2020 a record year for cyber, thanks to Covid
The unprecedented acceleration of digital transformation during the Covid-19 pandemic saw £821m of investment pumped into the UK’s cyber security sector – more than double the amount raised in 2019 – according to the Department for Digital, Culture, Media and Sport’s (DCMS’s) annual Cyber sector report, which has just been published.
The UK’s cyber sector saw growth across the board, with an estimated 3,800 new “recruits” taking the number employed in the industry to 46,683, up 9%, and a 21% increase in the number of security firms operating, to 1,483, which made £8.9bn in sales, up 7%, and contributed £4bn to the economy, up 6%.
The study is part of an ongoing series that DCMS has been producing since 2018, tracking the security industry across several indicators. For this instalment, the data relates to the period from April 2019 to December 2020 – including economic and financial stats covering April 2019 to March 2020 (the 2019/20 financial year), survey data gathered from May to July 2020, and modelling conducted from August to October. The investment data analysis was conducted in January 2021 and covers the calendar year 2020.
Digital minister Matt Warman commented: “The need for cutting-edge cyber security has never been greater and this resilient sector is growing, diversifying and solidifying its status as a jewel in the UK’s tech crown.
“With more than 3,800 new jobs created, firms – large and small – are doing vital work keeping people and businesses secure online, so we can build back safer from the pandemic. I am committed to supporting the industry to reach new heights, create more jobs and lead new innovations in this field.”
The most active segments in the UK’s security sector include professional services, threat intelligence, monitoring, detection and analysis. There is also ongoing growth in the areas of industrial control systems (ICS) and internet of things (IoT) security.
For the first time, the study also found that more than half of cyber security firms are now found outside London and the South-East, with clusters flourishing in Scotland, Northern Ireland and North-West England.
DCMS said that with Covid-19 forcing businesses and social activity online, cyber firms had also stepped up to support the NHS through the pandemic with vital technical support – often delivered on a pro-bono basis – to protect it from malicious actors. Nine in 10 UK security companies said Covid-19 had impacted their businesses, but despite this, most were able to adjust and innovate their way around the problem.

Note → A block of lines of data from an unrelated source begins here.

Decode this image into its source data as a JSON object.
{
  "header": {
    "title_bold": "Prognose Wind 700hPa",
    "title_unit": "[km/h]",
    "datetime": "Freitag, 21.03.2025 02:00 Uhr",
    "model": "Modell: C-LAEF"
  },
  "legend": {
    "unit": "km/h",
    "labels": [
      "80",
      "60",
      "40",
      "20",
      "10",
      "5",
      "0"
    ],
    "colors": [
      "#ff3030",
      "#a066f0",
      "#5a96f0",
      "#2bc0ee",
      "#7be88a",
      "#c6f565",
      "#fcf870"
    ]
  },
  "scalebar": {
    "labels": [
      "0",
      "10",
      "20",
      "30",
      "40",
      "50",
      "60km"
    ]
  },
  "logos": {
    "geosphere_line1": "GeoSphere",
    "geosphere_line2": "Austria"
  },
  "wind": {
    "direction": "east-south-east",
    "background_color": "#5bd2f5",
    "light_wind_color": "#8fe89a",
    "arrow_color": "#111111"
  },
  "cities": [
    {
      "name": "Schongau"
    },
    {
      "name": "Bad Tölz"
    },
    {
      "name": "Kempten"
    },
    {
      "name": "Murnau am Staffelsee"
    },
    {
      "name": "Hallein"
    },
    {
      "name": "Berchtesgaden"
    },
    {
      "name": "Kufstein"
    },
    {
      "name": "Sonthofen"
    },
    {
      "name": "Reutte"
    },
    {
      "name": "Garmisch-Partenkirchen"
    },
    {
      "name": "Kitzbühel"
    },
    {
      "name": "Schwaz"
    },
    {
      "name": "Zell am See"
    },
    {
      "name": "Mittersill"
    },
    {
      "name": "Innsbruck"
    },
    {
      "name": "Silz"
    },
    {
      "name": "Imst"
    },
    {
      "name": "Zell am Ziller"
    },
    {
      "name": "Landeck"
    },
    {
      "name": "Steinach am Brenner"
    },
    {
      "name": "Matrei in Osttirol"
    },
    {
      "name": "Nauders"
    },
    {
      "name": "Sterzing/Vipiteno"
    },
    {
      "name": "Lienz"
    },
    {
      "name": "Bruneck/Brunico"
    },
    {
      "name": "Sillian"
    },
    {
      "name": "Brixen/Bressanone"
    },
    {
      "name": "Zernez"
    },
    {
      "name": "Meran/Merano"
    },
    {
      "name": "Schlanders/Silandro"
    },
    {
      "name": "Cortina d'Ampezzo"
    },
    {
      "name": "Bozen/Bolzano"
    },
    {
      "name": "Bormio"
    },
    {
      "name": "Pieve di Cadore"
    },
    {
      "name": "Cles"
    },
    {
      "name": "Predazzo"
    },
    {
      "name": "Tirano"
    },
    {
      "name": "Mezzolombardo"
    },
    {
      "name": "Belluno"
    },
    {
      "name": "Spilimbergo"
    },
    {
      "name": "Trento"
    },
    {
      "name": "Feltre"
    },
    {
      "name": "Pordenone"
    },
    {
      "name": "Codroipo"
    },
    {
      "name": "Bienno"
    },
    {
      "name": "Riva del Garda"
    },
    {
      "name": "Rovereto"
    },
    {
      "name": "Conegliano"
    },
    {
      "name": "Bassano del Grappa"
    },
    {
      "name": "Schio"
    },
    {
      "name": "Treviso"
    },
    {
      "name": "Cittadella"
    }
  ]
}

Quorum Cyber, an Edinburgh-based managed security services provider (MSSP) and Microsoft specialist, was among those businesses, helping to strengthen cyber defences at NHS organisations and local councils during the pandemic.
The firm’s MD, Federico Charosky, said: “Quorum Cyber has been incredibly lucky to be in a position to help, both directly and indirectly. Whether it was through providing cyber security services to the public and private sector, including delivering security operation centre and incident response capabilities to local authorities and the NHS, or by hiring well over 25 people since the beginning of lockdown, including taking three graduate apprentices, Quorum Cyber continues to pursue our mission: we want to help good people win.”
SureCert, a recruitment technology firm that specialises in digital background checks, also played a role in helping deploy hundreds of new Covid-19 volunteers after winning an NHSX contest in May 2020.
“This competition provided funding for solutions that could find, background-check and deploy hundreds of volunteers to support vulnerable people in communities across Scotland and Northern Ireland,” said company founder and CEO Ian Savage. “SureCert focused on processing identity, reference and criminal record checks for volunteers, maximising trust during the pandemic.”
Although the cyber sector has come through the pandemic quite well, all things considered, the government said the government still recognised the importance of ensuring that small and medium-sized scaleups were supported to continue this growth – this in the light of much of last year’s security investment being dominated by large funding rounds, leaving many smaller firms facing an impending financial crunch.
It said a £1.25bn support package, and accelerator programmes such as those run by the London Office for Rapid Cyber security Advancement and the National Cyber Security Centre were going some way to filling the gap, while the DCMS-backed CyberASAP programme was supporting the commercialisation of security research coming out of UK universities.
TechUK CEO Julian David said: “Reliable cyber security is essential for all organisations as they accelerate digital transformation in the wake of ongoing Covid-19 disruption and the UK industry is responding to that need. This research shows a sector going from strength to strength, with increasing investment in our growing cyber ecosystem and, perhaps most significantly, uptake of the technologies and services keeping UK citizens and businesses safe.
“One key finding is that 54% of cyber companies are now based outside London and the South-East, an encouraging change that will improve cyber resilience across all the nations and regions of the UK, as well as sharing the economic prosperity offered by this fast-growing sector. This regional development is one area that TechUK will continue to actively partner with DCMS, through initiatives like Cyber Exchange, as government and industry continue to strengthen the UK’s position as a leading cyber nation.”